- What needs to be done -
Could you print every entry below exactly as given?

[Website and app data records]
□ □ □ □ □ □ □
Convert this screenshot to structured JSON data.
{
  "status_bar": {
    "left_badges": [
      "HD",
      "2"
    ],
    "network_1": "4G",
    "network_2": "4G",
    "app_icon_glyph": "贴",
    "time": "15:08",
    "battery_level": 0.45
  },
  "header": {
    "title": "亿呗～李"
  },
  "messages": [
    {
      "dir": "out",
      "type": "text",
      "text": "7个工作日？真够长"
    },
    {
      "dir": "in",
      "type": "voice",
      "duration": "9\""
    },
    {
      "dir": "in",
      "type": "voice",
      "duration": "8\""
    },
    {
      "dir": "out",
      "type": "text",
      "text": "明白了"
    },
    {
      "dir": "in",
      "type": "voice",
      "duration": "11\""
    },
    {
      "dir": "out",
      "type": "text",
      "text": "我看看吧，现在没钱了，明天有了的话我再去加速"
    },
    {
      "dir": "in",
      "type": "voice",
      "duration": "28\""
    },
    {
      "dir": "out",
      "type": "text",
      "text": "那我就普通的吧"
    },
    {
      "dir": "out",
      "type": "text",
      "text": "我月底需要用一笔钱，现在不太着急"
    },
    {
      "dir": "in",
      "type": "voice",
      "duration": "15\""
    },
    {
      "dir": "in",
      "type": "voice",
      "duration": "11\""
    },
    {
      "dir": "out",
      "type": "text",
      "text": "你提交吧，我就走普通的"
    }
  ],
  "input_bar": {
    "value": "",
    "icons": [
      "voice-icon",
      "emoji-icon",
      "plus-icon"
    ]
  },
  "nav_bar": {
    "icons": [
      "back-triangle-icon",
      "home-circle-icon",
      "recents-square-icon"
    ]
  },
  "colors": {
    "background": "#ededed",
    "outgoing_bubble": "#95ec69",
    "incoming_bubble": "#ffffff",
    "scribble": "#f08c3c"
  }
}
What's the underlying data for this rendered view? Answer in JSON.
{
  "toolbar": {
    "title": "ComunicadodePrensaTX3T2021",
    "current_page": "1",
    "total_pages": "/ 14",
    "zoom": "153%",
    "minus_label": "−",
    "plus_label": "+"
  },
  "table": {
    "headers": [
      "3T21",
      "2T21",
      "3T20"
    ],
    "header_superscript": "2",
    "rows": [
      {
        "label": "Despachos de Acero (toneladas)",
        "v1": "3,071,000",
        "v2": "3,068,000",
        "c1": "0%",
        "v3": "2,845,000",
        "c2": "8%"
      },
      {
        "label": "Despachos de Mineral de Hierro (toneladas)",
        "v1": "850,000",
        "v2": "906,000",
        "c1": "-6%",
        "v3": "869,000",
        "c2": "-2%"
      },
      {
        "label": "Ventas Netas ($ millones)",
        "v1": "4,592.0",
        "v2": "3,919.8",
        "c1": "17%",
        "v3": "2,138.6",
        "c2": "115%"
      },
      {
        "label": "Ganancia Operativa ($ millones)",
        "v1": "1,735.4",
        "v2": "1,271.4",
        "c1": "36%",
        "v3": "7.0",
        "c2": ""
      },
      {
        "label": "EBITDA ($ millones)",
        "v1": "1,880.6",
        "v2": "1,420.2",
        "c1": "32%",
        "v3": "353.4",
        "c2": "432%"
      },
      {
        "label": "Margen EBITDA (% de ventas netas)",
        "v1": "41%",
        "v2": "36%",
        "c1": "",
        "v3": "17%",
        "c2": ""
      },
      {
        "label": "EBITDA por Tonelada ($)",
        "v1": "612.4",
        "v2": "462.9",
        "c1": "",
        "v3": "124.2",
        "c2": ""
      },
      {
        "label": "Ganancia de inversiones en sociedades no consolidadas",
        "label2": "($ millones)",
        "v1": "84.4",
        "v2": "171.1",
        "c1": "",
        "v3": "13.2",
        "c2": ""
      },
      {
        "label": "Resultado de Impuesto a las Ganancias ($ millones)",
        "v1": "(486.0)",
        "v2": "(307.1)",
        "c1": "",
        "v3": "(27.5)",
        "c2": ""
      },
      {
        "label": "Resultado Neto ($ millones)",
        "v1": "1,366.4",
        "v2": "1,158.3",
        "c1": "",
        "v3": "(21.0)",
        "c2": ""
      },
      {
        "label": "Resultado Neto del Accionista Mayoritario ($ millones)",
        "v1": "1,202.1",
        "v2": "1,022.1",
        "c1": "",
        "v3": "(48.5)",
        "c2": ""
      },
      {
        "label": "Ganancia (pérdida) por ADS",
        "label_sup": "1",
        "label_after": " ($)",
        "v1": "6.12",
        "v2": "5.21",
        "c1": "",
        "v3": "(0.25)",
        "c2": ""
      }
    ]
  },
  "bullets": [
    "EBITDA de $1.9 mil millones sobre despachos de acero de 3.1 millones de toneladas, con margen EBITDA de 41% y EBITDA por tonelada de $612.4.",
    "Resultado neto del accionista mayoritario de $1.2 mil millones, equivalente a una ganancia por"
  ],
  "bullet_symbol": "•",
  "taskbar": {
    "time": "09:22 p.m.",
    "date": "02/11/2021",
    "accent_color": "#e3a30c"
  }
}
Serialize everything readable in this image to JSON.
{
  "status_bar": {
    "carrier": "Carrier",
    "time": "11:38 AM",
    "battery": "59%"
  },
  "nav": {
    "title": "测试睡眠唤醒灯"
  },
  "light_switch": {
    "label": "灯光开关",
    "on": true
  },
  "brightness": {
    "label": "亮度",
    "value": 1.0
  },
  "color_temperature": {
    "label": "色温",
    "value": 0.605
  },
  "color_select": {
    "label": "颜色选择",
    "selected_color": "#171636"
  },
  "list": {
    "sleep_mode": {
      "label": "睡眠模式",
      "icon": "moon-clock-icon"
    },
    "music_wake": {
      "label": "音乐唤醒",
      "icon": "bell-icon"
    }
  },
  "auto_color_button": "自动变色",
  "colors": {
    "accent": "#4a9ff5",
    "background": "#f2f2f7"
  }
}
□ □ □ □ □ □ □
- Output of the exercise -
Convert this screenshot to structured JSON data.
{
  "status_bar": {
    "left_badges": [
      "HD",
      "2"
    ],
    "network_1": "4G",
    "network_2": "4G",
    "app_icon_glyph": "贴",
    "time": "15:08",
    "battery_level": 0.45
  },
  "header": {
    "title": "亿呗～李"
  },
  "messages": [
    {
      "dir": "out",
      "type": "text",
      "text": "7个工作日？真够长"
    },
    {
      "dir": "in",
      "type": "voice",
      "duration": "9\""
    },
    {
      "dir": "in",
      "type": "voice",
      "duration": "8\""
    },
    {
      "dir": "out",
      "type": "text",
      "text": "明白了"
    },
    {
      "dir": "in",
      "type": "voice",
      "duration": "11\""
    },
    {
      "dir": "out",
      "type": "text",
      "text": "我看看吧，现在没钱了，明天有了的话我再去加速"
    },
    {
      "dir": "in",
      "type": "voice",
      "duration": "28\""
    },
    {
      "dir": "out",
      "type": "text",
      "text": "那我就普通的吧"
    },
    {
      "dir": "out",
      "type": "text",
      "text": "我月底需要用一笔钱，现在不太着急"
    },
    {
      "dir": "in",
      "type": "voice",
      "duration": "15\""
    },
    {
      "dir": "in",
      "type": "voice",
      "duration": "11\""
    },
    {
      "dir": "out",
      "type": "text",
      "text": "你提交吧，我就走普通的"
    }
  ],
  "input_bar": {
    "value": "",
    "icons": [
      "voice-icon",
      "emoji-icon",
      "plus-icon"
    ]
  },
  "nav_bar": {
    "icons": [
      "back-triangle-icon",
      "home-circle-icon",
      "recents-square-icon"
    ]
  },
  "colors": {
    "background": "#ededed",
    "outgoing_bubble": "#95ec69",
    "incoming_bubble": "#ffffff",
    "scribble": "#f08c3c"
  }
}
What's the underlying data for this rendered view? Answer in JSON.
{
  "toolbar": {
    "title": "ComunicadodePrensaTX3T2021",
    "current_page": "1",
    "total_pages": "/ 14",
    "zoom": "153%",
    "minus_label": "−",
    "plus_label": "+"
  },
  "table": {
    "headers": [
      "3T21",
      "2T21",
      "3T20"
    ],
    "header_superscript": "2",
    "rows": [
      {
        "label": "Despachos de Acero (toneladas)",
        "v1": "3,071,000",
        "v2": "3,068,000",
        "c1": "0%",
        "v3": "2,845,000",
        "c2": "8%"
      },
      {
        "label": "Despachos de Mineral de Hierro (toneladas)",
        "v1": "850,000",
        "v2": "906,000",
        "c1": "-6%",
        "v3": "869,000",
        "c2": "-2%"
      },
      {
        "label": "Ventas Netas ($ millones)",
        "v1": "4,592.0",
        "v2": "3,919.8",
        "c1": "17%",
        "v3": "2,138.6",
        "c2": "115%"
      },
      {
        "label": "Ganancia Operativa ($ millones)",
        "v1": "1,735.4",
        "v2": "1,271.4",
        "c1": "36%",
        "v3": "7.0",
        "c2": ""
      },
      {
        "label": "EBITDA ($ millones)",
        "v1": "1,880.6",
        "v2": "1,420.2",
        "c1": "32%",
        "v3": "353.4",
        "c2": "432%"
      },
      {
        "label": "Margen EBITDA (% de ventas netas)",
        "v1": "41%",
        "v2": "36%",
        "c1": "",
        "v3": "17%",
        "c2": ""
      },
      {
        "label": "EBITDA por Tonelada ($)",
        "v1": "612.4",
        "v2": "462.9",
        "c1": "",
        "v3": "124.2",
        "c2": ""
      },
      {
        "label": "Ganancia de inversiones en sociedades no consolidadas",
        "label2": "($ millones)",
        "v1": "84.4",
        "v2": "171.1",
        "c1": "",
        "v3": "13.2",
        "c2": ""
      },
      {
        "label": "Resultado de Impuesto a las Ganancias ($ millones)",
        "v1": "(486.0)",
        "v2": "(307.1)",
        "c1": "",
        "v3": "(27.5)",
        "c2": ""
      },
      {
        "label": "Resultado Neto ($ millones)",
        "v1": "1,366.4",
        "v2": "1,158.3",
        "c1": "",
        "v3": "(21.0)",
        "c2": ""
      },
      {
        "label": "Resultado Neto del Accionista Mayoritario ($ millones)",
        "v1": "1,202.1",
        "v2": "1,022.1",
        "c1": "",
        "v3": "(48.5)",
        "c2": ""
      },
      {
        "label": "Ganancia (pérdida) por ADS",
        "label_sup": "1",
        "label_after": " ($)",
        "v1": "6.12",
        "v2": "5.21",
        "c1": "",
        "v3": "(0.25)",
        "c2": ""
      }
    ]
  },
  "bullets": [
    "EBITDA de $1.9 mil millones sobre despachos de acero de 3.1 millones de toneladas, con margen EBITDA de 41% y EBITDA por tonelada de $612.4.",
    "Resultado neto del accionista mayoritario de $1.2 mil millones, equivalente a una ganancia por"
  ],
  "bullet_symbol": "•",
  "taskbar": {
    "time": "09:22 p.m.",
    "date": "02/11/2021",
    "accent_color": "#e3a30c"
  }
}
Serialize everything readable in this image to JSON.
{
  "status_bar": {
    "carrier": "Carrier",
    "time": "11:38 AM",
    "battery": "59%"
  },
  "nav": {
    "title": "测试睡眠唤醒灯"
  },
  "light_switch": {
    "label": "灯光开关",
    "on": true
  },
  "brightness": {
    "label": "亮度",
    "value": 1.0
  },
  "color_temperature": {
    "label": "色温",
    "value": 0.605
  },
  "color_select": {
    "label": "颜色选择",
    "selected_color": "#171636"
  },
  "list": {
    "sleep_mode": {
      "label": "睡眠模式",
      "icon": "moon-clock-icon"
    },
    "music_wake": {
      "label": "音乐唤醒",
      "icon": "bell-icon"
    }
  },
  "auto_color_button": "自动变色",
  "colors": {
    "accent": "#4a9ff5",
    "background": "#f2f2f7"
  }
}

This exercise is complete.